Interface dataset entries:
—————

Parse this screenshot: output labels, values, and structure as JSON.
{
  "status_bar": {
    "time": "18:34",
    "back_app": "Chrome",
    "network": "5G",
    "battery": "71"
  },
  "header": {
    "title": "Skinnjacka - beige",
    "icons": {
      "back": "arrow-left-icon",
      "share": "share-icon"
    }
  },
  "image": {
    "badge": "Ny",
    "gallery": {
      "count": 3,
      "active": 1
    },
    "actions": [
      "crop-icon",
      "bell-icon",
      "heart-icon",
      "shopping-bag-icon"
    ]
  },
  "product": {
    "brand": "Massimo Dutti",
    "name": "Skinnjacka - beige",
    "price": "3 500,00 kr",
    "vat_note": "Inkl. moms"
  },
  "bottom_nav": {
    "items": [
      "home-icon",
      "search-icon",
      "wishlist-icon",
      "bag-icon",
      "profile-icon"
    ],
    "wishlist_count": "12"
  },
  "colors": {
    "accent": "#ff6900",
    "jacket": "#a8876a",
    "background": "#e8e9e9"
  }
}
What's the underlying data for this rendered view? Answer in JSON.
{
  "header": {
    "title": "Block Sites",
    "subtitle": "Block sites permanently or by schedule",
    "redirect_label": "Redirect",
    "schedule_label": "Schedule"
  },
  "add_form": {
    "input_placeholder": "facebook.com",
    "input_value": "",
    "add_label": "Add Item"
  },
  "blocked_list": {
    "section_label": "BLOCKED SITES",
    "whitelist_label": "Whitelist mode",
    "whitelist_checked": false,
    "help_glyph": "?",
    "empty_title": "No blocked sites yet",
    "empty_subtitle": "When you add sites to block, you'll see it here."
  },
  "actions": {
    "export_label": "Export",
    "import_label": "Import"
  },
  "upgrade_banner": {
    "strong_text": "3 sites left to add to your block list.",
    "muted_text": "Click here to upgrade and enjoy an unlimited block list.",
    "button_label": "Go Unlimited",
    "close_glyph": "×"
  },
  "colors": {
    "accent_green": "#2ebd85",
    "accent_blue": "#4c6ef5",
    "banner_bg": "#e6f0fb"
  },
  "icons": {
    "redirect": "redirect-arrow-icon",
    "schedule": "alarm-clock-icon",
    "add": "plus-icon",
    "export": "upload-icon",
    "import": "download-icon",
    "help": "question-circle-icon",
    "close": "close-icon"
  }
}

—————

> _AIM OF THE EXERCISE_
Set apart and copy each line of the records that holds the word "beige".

> _RESULT OF THE TASK_
    "title": "Skinnjacka - beige",
    "name": "Skinnjacka - beige",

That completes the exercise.